As John D. Cook says - mainly you're doing this because you care about the direction, not the vector itself. Depending on context, you more than likely don't want / need the magnitude information - just the direction itself. You normalize to strip away the magnitude so that it doesn't skew other calculations, which in turn simplifies many other things.
In terms of AI - imagine you take the vector V between P1(the AI bad guy) and P2 (your hero) as the direction for the bad guy to move. You want the bad guy to move at a speed N per beat - how do you calculate this? Well, we either normalize the vector each beat, multiply by N to figure out how far they moved, or we pre-normalize the direction in the first place, and just multiply the unit vector by N each time - otherwise the bad guy would move further if it were further away from the hero! If the hero doesn't change position, that's one less calculation to worry about.
In that context, it's not a big deal - but what if you have a hundred bad guys? Or a thousand? What if your AI needs to deal with combinations of bad guys? Suddenly it's a hundred or thousand normalizations you're saving per beat. Since this is a handful of multiplies and a square root for each, eventually you reach the point where not normalizing the data ahead of time means you're going to kill your AI processing rate.
More broadly - math for this is really common - people are doing here what they do for things like 3D rendering - if you didn't unitize, for instance, the normals for your surfaces, you'd have potentially thousands of normalizations per rendering which are completely unnecessary. You have two options: one - make each function perform the calculation, or two - pre-normalize the data.

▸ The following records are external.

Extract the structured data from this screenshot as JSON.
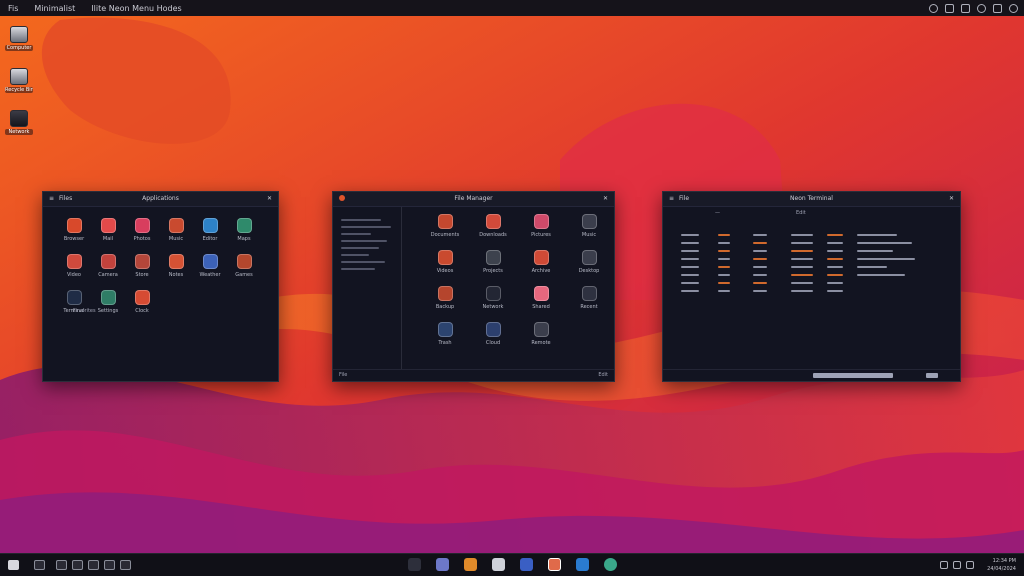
{
  "topbar": {
    "menu": [
      "Fis",
      "Minimalist",
      "Ilite Neon Menu Hodes"
    ],
    "tray_icons": [
      "user-icon",
      "gear-icon",
      "phone-icon",
      "notification-icon",
      "battery-icon",
      "wifi-icon"
    ]
  },
  "desktop_icons": [
    {
      "label": "Computer",
      "icon": "computer-icon"
    },
    {
      "label": "Recycle Bin",
      "icon": "trash-icon"
    },
    {
      "label": "Network",
      "icon": "network-icon"
    }
  ],
  "windows": [
    {
      "title": "Applications",
      "left_label": "Files",
      "icon_color": "#e0542b",
      "apps": [
        {
          "label": "Browser",
          "color": "#d8492b"
        },
        {
          "label": "Mail",
          "color": "#e24a4a"
        },
        {
          "label": "Photos",
          "color": "#d83e5e"
        },
        {
          "label": "Music",
          "color": "#c94a2f"
        },
        {
          "label": "Editor",
          "color": "#2d82c8"
        },
        {
          "label": "Maps",
          "color": "#2f8a6b"
        },
        {
          "label": "Video",
          "color": "#d04a3d"
        },
        {
          "label": "Camera",
          "color": "#c2423c"
        },
        {
          "label": "Store",
          "color": "#b4463a"
        },
        {
          "label": "Notes",
          "color": "#d55234"
        },
        {
          "label": "Weather",
          "color": "#3c62b8"
        },
        {
          "label": "Games",
          "color": "#b4472d"
        },
        {
          "label": "Terminal",
          "color": "#1f2c46"
        },
        {
          "label": "Settings",
          "color": "#2f7d66"
        },
        {
          "label": "Clock",
          "color": "#d64b33"
        }
      ],
      "side_label": "Favorites"
    },
    {
      "title": "File Manager",
      "statusbar_left": "File",
      "statusbar_right": "Edit",
      "apps": [
        {
          "label": "Documents",
          "color": "#c4482f"
        },
        {
          "label": "Downloads",
          "color": "#d24a3a"
        },
        {
          "label": "Pictures",
          "color": "#cf4a6a"
        },
        {
          "label": "Music",
          "color": "#3b3e4c"
        },
        {
          "label": "Videos",
          "color": "#c94a2f"
        },
        {
          "label": "Projects",
          "color": "#3d424d"
        },
        {
          "label": "Archive",
          "color": "#cf4a36"
        },
        {
          "label": "Desktop",
          "color": "#3b3e4c"
        },
        {
          "label": "Backup",
          "color": "#b5452d"
        },
        {
          "label": "Network",
          "color": "#232634"
        },
        {
          "label": "Shared",
          "color": "#e6677e"
        },
        {
          "label": "Recent",
          "color": "#2e3140"
        },
        {
          "label": "Trash",
          "color": "#2c4470"
        },
        {
          "label": "Cloud",
          "color": "#2c3f6e"
        },
        {
          "label": "Remote",
          "color": "#3b3e4c"
        }
      ]
    },
    {
      "title": "Neon Terminal",
      "left_label": "File",
      "tab_label": "Edit"
    }
  ],
  "taskbar": {
    "apps": [
      "start-icon",
      "search-icon",
      "files-icon",
      "browser-icon",
      "mail-icon",
      "terminal-icon",
      "music-icon",
      "settings-icon"
    ],
    "clock": "12:34 PM",
    "date": "24/04/2024"
  }
}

From the framework designer's perspective: the latter is inherently faster - if we assume the former, even if your user thinks to normalize the data, they're going to have to go through the same normalization routine OR you're going to have provide two versions of each function, which is a headache. But at the point you're making people think about which version of the function to call, you may as well make them think enough to call the correct one, and only provide it in the first place, making them do the right thing for performance.